(Reuters) - The Northern and Southern Lights, Mother Nature's kaleidoscopic treat, will make a repeat performance on Wednesday.
A solar storm will slam into the earth on Wednesday at about 7 p.m. EDT (2300 GMT) due to a solar flare earlier in the week, with the potential to disrupt power and satellite service, according to the U.S. Space Weather Prediction Center.
That will be the second solar storm to hit the earth this week.
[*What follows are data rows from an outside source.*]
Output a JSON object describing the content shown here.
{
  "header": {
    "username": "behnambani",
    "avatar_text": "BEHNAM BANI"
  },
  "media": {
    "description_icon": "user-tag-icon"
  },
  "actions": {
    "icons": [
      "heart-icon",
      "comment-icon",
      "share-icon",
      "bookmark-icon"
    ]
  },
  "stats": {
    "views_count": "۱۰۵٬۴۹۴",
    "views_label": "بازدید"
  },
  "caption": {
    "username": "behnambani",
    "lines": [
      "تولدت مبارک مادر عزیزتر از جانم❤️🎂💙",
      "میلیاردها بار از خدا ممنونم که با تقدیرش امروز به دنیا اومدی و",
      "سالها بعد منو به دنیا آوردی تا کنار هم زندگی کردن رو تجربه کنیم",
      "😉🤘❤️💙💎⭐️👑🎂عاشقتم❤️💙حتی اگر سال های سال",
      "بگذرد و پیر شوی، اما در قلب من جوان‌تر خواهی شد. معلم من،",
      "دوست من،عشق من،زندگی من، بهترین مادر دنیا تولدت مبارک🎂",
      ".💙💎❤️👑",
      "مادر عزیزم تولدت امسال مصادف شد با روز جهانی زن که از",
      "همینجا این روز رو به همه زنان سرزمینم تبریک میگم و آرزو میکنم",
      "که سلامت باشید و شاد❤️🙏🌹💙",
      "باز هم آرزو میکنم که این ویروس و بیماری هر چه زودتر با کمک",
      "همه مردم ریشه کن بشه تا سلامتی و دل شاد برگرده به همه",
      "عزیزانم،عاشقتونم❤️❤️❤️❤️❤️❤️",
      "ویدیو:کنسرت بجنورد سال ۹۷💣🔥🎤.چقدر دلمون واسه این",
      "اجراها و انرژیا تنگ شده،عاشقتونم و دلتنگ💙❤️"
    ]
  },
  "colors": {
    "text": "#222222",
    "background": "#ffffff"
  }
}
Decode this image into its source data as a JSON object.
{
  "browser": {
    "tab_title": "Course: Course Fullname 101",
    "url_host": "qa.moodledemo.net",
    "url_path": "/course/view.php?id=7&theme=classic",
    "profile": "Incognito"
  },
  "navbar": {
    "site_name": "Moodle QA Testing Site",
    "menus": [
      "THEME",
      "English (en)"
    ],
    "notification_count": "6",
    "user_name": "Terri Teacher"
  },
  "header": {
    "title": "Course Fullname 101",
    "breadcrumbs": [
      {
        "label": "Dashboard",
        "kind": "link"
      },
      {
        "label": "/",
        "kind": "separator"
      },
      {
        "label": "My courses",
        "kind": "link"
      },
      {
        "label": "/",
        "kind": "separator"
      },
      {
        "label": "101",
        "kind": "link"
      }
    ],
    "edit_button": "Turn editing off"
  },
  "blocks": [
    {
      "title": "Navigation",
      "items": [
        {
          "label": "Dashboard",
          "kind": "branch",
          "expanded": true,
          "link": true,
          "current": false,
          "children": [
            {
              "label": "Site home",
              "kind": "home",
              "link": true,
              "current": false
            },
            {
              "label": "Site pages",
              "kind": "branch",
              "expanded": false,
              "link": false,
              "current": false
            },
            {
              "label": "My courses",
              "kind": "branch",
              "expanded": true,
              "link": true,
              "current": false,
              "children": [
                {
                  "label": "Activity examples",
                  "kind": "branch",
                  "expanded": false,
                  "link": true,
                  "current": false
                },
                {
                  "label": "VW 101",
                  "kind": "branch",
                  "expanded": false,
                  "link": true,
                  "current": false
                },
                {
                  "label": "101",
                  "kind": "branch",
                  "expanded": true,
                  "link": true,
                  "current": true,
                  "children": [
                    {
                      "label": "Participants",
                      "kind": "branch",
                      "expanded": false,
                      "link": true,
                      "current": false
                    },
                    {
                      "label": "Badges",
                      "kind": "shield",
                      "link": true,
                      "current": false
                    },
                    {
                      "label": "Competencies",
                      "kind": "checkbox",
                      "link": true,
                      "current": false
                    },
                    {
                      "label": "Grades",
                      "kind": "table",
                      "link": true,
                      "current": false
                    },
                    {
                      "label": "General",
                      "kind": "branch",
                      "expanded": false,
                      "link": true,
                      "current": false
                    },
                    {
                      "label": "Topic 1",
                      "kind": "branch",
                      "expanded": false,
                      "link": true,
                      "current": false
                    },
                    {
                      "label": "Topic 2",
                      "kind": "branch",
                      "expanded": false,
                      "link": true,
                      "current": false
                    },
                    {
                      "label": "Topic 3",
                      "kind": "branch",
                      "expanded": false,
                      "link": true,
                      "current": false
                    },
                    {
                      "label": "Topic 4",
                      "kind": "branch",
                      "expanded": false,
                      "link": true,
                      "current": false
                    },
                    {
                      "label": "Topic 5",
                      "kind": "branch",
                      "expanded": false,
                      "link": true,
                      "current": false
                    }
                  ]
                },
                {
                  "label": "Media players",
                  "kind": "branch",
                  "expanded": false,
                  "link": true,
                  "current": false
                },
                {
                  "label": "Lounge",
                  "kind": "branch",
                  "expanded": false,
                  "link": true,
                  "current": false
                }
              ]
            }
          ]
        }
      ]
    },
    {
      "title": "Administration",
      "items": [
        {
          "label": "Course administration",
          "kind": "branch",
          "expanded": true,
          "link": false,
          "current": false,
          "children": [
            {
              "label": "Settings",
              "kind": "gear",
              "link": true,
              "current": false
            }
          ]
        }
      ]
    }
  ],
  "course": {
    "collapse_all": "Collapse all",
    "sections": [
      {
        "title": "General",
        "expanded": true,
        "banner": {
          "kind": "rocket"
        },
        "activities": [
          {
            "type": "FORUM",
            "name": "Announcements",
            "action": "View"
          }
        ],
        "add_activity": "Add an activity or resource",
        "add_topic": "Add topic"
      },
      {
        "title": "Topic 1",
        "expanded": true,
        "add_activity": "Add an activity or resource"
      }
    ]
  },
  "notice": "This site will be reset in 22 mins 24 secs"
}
On Monday, a severe geomagnetic storm sparked an intense aurora, the natural electric phenomenon that creates bright and colorful light displays in the skies, that was visible much further from the poles than usual.
In northern latitudes, the Northern Lights are usually only visible in Canada, Alaska and northern Europe but were seen as far south as Washington, D.C. on Monday, according to local reports.
In the southern hemisphere, reports from Australia said the Southern Lights, usually only visible in Tasmania, were visible across much of the country.
On Wednesday, the Space Weather Prediction Center said the Northern Lights should be visible across most of Canada and in the U.S. northern tier states of North Dakota, Minnesota, Michigan and northern Maine.
The storms that began on Monday reached the "severe" G4 level on the Space Weather Prediction Center's geomagnetic storm scale.
The center measures geomagnetic storms on a five-level scale, with G1 a minor storm and G5 an extreme storm.
A G4 storm can cause possible voltage control problems for some power systems and degrade satellite navigation and radio service, the center said.
(Reporting by Scott DiSavino in New York; Editing by Jeffrey Benkoe)